▶ **Provided data**:
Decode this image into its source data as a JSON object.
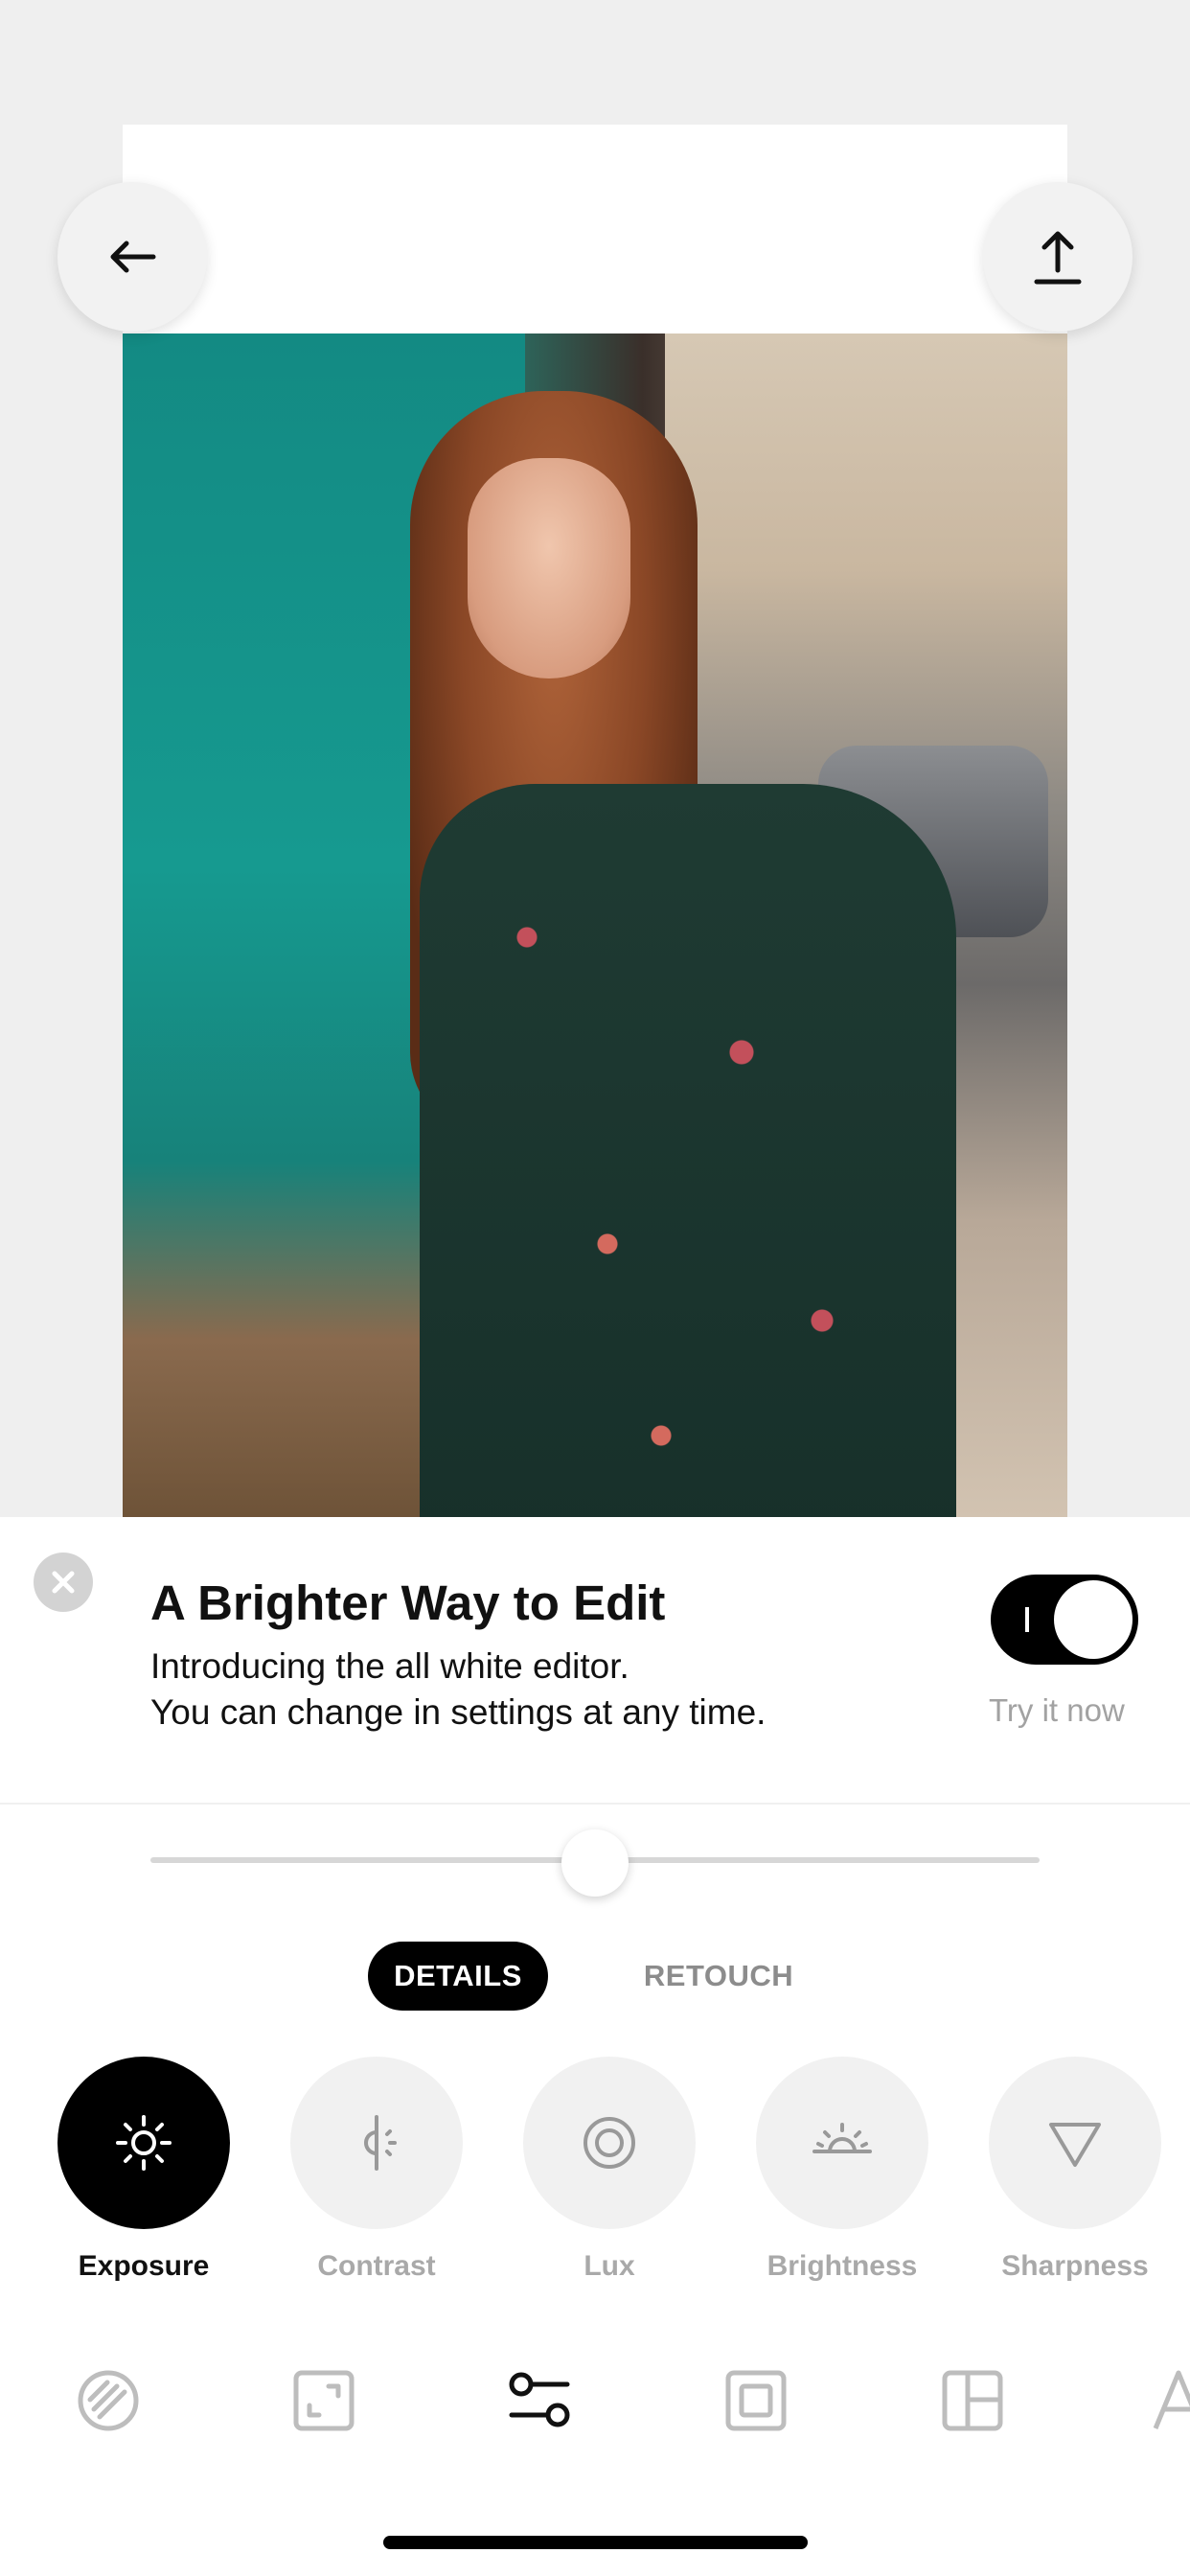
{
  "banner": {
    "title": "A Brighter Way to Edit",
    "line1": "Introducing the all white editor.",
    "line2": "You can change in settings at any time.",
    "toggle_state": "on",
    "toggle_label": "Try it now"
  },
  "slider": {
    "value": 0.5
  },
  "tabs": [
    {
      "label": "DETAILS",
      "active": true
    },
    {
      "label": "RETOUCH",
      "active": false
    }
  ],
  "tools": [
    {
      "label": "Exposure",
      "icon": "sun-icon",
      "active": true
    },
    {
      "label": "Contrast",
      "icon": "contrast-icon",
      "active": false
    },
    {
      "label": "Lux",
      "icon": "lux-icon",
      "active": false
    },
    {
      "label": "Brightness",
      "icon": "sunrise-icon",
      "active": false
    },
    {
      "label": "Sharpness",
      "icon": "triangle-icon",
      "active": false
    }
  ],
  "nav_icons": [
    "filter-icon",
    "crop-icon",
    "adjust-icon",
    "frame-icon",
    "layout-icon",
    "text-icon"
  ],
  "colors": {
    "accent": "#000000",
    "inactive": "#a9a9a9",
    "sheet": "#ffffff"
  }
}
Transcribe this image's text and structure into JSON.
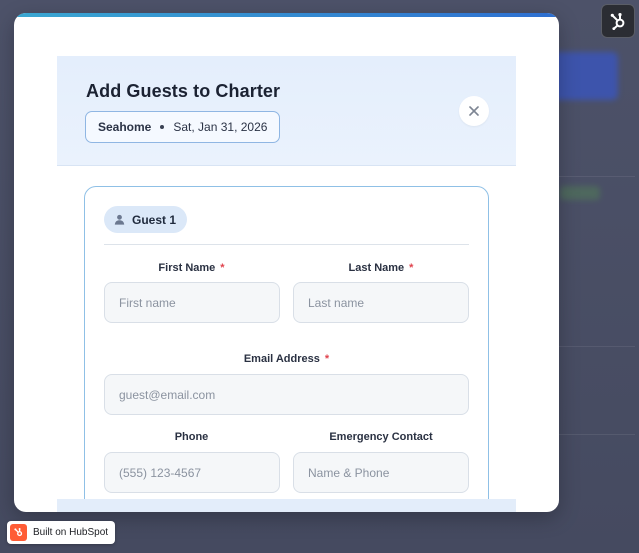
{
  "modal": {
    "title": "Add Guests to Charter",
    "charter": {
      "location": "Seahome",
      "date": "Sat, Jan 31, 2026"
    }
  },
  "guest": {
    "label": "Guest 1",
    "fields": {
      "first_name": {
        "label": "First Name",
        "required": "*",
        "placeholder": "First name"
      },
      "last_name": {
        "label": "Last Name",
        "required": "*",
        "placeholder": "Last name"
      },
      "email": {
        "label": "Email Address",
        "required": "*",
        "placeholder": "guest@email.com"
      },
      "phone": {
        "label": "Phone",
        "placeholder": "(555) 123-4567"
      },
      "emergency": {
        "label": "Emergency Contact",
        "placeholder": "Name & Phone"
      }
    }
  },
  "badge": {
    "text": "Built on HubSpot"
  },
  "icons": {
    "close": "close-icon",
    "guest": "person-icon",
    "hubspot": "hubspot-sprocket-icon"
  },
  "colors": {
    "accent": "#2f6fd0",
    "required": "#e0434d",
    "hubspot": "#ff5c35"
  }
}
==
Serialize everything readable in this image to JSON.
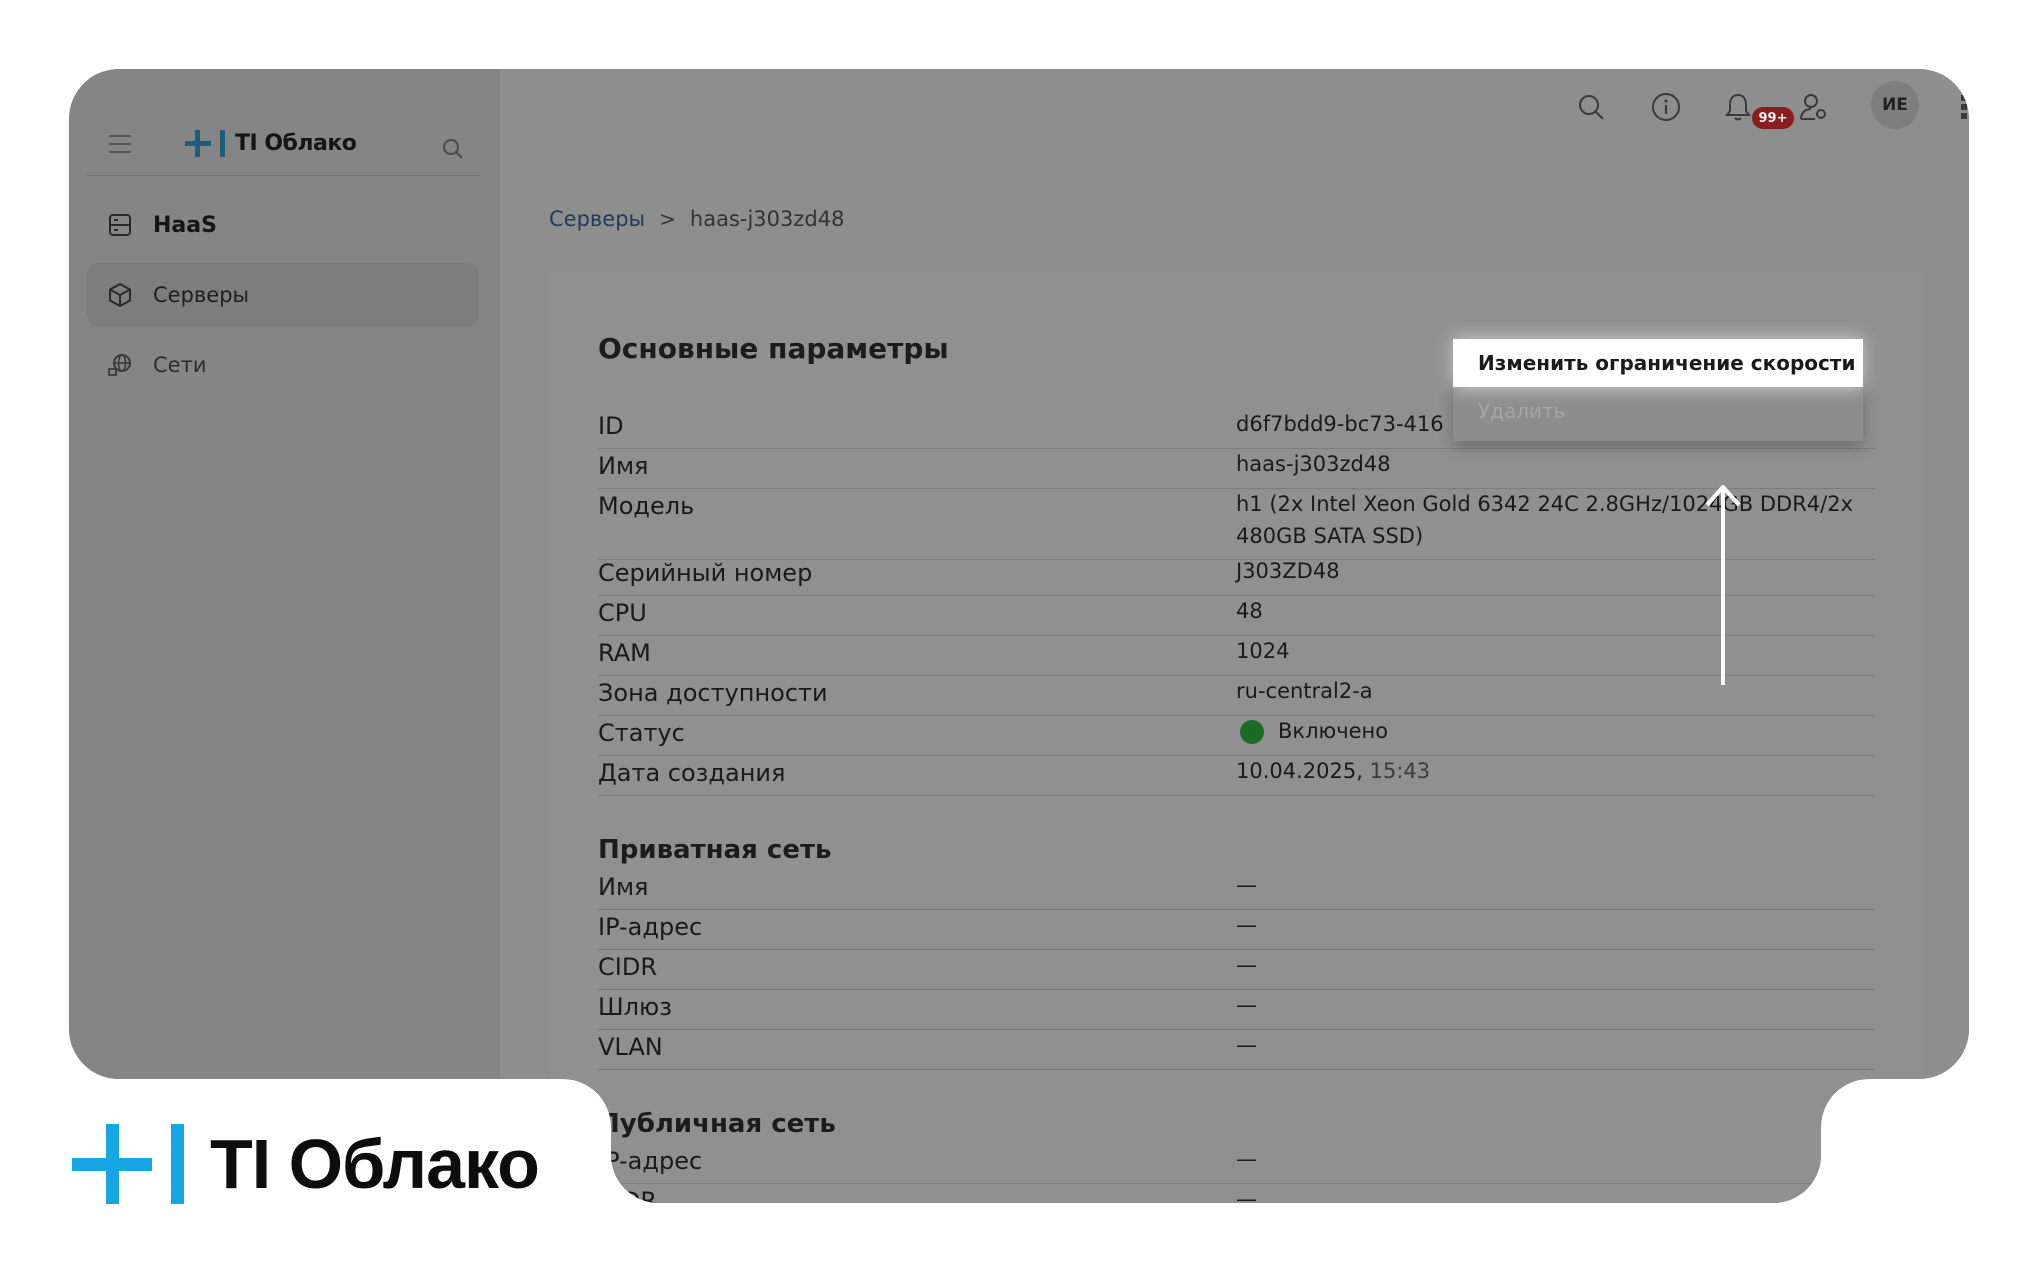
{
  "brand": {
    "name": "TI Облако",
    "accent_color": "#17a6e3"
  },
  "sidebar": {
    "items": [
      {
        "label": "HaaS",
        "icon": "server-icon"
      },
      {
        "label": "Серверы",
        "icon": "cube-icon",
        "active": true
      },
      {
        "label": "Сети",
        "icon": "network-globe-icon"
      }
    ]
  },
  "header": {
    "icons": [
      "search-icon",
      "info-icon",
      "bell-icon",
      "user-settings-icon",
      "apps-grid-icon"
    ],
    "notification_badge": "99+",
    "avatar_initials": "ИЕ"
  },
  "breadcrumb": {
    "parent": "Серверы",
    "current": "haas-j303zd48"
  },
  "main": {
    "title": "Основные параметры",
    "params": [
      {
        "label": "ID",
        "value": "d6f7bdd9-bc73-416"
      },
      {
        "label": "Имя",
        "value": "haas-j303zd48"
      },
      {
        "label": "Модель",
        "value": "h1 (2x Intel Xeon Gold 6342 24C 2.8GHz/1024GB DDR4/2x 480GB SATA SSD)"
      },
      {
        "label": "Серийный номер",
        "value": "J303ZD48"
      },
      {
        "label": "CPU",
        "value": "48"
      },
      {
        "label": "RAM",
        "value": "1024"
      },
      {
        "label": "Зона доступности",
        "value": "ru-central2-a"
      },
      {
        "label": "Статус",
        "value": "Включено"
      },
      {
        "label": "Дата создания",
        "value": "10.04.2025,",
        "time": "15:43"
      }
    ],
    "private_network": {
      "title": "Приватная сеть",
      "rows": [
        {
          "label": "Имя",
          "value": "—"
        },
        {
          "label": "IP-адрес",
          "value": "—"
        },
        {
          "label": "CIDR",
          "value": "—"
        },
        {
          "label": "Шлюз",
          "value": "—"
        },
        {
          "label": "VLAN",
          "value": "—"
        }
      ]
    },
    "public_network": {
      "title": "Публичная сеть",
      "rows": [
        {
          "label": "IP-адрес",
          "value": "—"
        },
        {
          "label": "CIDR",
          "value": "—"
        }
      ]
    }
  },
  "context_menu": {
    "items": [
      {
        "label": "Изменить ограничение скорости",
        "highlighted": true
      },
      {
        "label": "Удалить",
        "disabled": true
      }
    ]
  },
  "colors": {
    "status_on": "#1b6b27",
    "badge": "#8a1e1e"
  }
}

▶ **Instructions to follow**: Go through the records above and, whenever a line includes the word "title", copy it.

▶ **Solution to the problem**:
    "title": "A Brighter Way to Edit",
    "title": "Add Guests to Charter",
    "title": "Основные параметры",
      "title": "Приватная сеть",
      "title": "Публичная сеть",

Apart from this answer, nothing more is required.